Odder still, but probably not that surprisingly, Mr. Trump is actively browbeating the Federal Reserve to lower interest rates further, despite the fact that virtually no domestic evidence is calling for further distortion to rates.  I say “virtually,” because there is one contrary–the administration’s policy on trade and immigration.  If there is a master plan behind that, I guess it’s what Mr. Trump believes is needed to assure his reelection.  One issue for him is that the price increases he has put on imported goods have offset almost all of the Federal income tax reduction the average American family got last year.  In addition, the seemingly arbitrariness and changing nature of Trump tariffs–plus the radio silence of Congress tacitly approving of the circus–appear to have slowed domestic capital investment significantly.  More forethought is likely out of the question for the administration   …hence Mr. Trump’s Rube Goldberg-esque call for counterbalancing monetary stimulus.

???

I’ll happily confess that I’m not a bond expert.  For what it’s worth, I don’t like bonds, either.  But the present state of affairs in the bond market–the absence of any return above protection from inflation– seems to me to say that money policy in the US and EU is still enormously stimulative, no longer effective and need of careful handling in extracting us from this situation.  The last thing we need is higher taxation through tariffs and even more distortion of yields.

 

What would make someone want to buy the proposed Austrian century bonds anyway?

…the greater fool theory, i.e., the idea I can sell it at a higher price to someone else (which certainly worked with the 2017 issue)?

…the fact that lots of EU government instruments sport negative yields, so this may be a comparatively good deal?

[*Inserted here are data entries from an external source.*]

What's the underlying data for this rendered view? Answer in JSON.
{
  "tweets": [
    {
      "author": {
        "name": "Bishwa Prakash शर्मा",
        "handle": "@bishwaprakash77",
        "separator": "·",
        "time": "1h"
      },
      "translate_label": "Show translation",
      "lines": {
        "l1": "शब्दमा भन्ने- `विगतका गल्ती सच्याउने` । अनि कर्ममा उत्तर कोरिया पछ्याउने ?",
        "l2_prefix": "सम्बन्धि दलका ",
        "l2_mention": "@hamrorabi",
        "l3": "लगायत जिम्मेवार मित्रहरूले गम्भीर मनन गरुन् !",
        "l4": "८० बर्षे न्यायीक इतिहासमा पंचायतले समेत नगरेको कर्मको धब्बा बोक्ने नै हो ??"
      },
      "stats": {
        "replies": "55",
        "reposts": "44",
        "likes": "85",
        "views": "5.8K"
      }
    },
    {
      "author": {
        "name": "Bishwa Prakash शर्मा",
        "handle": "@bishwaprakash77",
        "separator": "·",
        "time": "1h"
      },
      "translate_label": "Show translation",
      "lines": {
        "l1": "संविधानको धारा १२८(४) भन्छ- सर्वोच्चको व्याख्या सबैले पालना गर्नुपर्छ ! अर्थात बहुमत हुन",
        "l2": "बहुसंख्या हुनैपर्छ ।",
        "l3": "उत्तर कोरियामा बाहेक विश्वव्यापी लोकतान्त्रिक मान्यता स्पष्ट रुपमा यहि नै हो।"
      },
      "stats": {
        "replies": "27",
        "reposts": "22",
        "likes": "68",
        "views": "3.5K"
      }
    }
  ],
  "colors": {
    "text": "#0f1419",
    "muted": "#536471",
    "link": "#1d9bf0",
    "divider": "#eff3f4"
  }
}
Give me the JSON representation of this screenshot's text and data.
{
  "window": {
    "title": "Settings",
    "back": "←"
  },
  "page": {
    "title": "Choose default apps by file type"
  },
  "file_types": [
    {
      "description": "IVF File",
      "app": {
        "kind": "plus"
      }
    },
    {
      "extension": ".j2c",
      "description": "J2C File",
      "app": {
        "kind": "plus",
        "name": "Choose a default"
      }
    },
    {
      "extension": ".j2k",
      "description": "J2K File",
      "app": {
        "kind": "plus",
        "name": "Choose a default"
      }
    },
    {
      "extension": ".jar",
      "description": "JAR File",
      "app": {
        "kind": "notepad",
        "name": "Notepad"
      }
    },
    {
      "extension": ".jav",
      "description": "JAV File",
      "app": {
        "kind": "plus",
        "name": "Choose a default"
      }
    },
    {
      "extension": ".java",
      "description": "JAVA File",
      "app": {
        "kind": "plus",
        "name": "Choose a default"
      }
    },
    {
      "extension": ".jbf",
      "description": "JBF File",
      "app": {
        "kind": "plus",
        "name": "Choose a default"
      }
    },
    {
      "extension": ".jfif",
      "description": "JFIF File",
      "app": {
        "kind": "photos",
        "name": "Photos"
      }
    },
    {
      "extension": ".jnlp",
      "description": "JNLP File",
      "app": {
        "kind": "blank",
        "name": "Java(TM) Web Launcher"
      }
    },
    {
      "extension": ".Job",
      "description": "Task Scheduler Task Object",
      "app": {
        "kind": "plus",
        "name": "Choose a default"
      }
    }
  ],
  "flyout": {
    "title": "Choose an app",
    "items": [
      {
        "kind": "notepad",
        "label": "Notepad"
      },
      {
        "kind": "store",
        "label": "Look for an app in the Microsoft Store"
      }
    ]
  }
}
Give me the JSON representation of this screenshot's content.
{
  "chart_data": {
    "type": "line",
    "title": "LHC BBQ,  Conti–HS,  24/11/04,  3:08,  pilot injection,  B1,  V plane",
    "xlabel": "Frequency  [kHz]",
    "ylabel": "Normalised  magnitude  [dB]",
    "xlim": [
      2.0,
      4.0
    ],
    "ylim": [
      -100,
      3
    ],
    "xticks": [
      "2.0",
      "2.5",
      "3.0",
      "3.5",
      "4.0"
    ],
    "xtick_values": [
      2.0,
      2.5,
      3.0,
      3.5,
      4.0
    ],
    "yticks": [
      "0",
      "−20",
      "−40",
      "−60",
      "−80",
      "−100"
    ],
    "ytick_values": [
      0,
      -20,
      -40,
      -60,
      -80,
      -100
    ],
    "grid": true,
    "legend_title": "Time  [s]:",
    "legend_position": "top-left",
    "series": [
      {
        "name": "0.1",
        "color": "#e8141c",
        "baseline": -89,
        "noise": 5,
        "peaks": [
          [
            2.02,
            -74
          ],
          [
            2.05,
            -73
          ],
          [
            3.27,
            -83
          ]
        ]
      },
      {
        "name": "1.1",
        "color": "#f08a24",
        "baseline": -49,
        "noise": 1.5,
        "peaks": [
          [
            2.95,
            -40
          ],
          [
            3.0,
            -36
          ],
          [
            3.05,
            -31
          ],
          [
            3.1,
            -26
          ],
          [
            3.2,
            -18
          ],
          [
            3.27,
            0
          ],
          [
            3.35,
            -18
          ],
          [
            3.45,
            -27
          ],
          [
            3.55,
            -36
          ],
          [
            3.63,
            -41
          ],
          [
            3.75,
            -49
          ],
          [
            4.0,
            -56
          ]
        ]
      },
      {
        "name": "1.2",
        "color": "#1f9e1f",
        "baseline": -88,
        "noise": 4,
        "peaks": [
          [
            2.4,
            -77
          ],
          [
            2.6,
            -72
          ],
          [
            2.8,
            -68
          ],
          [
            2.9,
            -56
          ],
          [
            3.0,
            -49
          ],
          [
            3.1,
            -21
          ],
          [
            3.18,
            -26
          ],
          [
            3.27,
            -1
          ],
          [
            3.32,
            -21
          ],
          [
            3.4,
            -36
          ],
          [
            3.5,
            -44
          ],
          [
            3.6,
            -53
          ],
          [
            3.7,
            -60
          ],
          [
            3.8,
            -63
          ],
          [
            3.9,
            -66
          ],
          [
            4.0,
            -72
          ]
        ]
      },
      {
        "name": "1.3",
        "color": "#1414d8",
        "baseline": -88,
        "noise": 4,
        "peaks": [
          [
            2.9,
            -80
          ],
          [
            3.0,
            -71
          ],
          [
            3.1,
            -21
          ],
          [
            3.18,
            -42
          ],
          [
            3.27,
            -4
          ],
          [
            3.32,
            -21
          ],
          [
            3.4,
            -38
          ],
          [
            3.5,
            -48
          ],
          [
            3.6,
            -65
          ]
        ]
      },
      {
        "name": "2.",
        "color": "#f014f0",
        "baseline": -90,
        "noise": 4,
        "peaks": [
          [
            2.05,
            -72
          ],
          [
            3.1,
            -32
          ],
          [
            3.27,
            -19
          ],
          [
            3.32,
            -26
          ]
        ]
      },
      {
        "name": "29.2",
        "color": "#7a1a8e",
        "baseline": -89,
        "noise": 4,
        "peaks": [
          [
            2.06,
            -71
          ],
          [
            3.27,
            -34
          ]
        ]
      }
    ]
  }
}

…I’m a bond fund manager and need coupon payments so my portfolio can pay expenses and management fees to myself?

…I’m shorting negative yield bonds against this long position?

 

global/demographic/government influences on yields

aging populations…

Another general principle:  as people get older and as they get wealthier they become more risk averse.  Put another way, in either situation people shift their investment portfolios away from stocks and toward bonds.

The traditional rule of thumb is that a person’s bond holdings should make up the same percentage of the total portfolio as his age in years.  The remainder goes into stocks.  For example, for a 65-year old, 65% of the portfolio should be in fixed income.  (I don’t think this is a particularly good rule, but it’s simple and it is used.)

What’s important is that the aging of the populations in the US and the EU (which is older than us) is a powerful asset allocation force.  In the US in 2000, for example, (according to the Investment Company Institute) investors held $276 billion in funds, of which 82% was in equity funds.  At the end of last year, the total was $681 billion, of which 40% was in equities.  Over that time, the amount of money in stock funds rose by 20%; bond funds went up by 10x, however; asset allocation funds, which hold both, had 6.5x their 2000 assets.

national economic policy

For as long as I’ve been around, the preferred tool of government economic management has been monetary I can be applied faster than fiscal policy   …and it leaves no fingers pointing at politicians if implement is painful or executed maladroitly.

The chief characteristic of expansive monetary policy is the suppression of interest rates.  The burden of adjustment falls squarely on the shoulders of savers, i.e. older citizens, and the poor, who have no ability to borrow to take advantage of the lower cost of money.

 

More tomorrow.